Being a self-proclaimed fish nerd my interest gets piqued anytime one of those ‘rare to the hobby’ fish becomes available, even if it is a type I am not normally excited about. But when a particularly enticing specimen comes available, well forget it, I’m over the moon.
This was the case last month. While there was a lot of hubbub about a xanthic undulated triggerfish captured in the Philipinnes by the folks at RVS Fishworld, in their album of other fish that arrived that day there were a few photos of a reddish pink wrasse that was about the size of a man’s hand.

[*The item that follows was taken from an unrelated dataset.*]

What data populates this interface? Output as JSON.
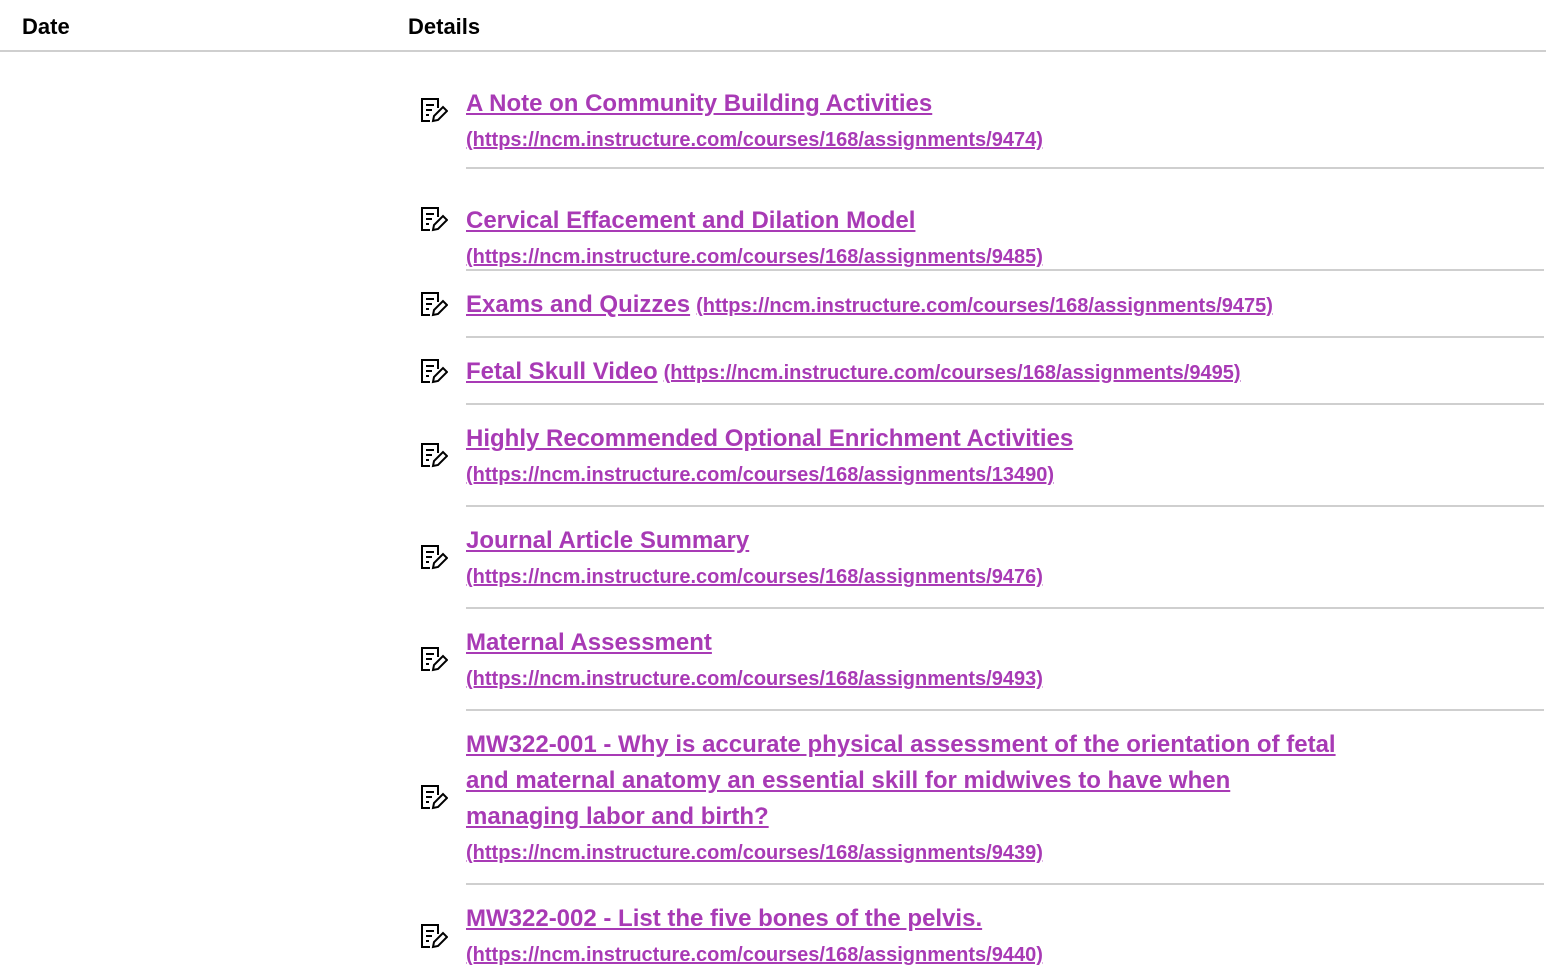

This wrasse was Macropharyngodon moyeri, Moyer’s leopard wrasse, a rare reef species that was thought to be restricted to the waters of southern Japan and Taiwan, and because of such limited distribution was considered unattainable at this time. In fact, there are no pics of Moyer’s leopard wrasse in aquaria, only from divers.
Macropharyngodon moyeri belongs to a complex of less commonly encountered leopard wrasses. The most common member in the hobby is Macropharyngodon kuiteri, which is sporadically available, usually from Australia and the Coral Sea. The next member of this group is Macropharyngodon vivienae, hailing from South Africa, Kenya, and Madagascar, is infrequently available at best.
And then there is M. moyeri which, until now has never made it to the trade. This complex gets a little larger than most of the commonly kept Macropharyngodon species, and male kuiteri and vivienae have been reported to be a little more aggressive as well. It would make sense that Moyer’s leopard wrasse would follow suit.
The summer of 2015 has seen a number of fishes that were previously thought to be Japanese endemics find their way to the waters of the northern Philipinnes, notably with Cirrhilabrus katoi and Cirrhilabrus katherinae. Hopefully with the range extension of M. moyeri and with an increased effort to collect in the northern waters of the Philippines, this beautiful leopard will be available on a more regular basis.
This is a guest contribution by TJ Engels, one of the marine fish specialists at Greenwich Aquaria.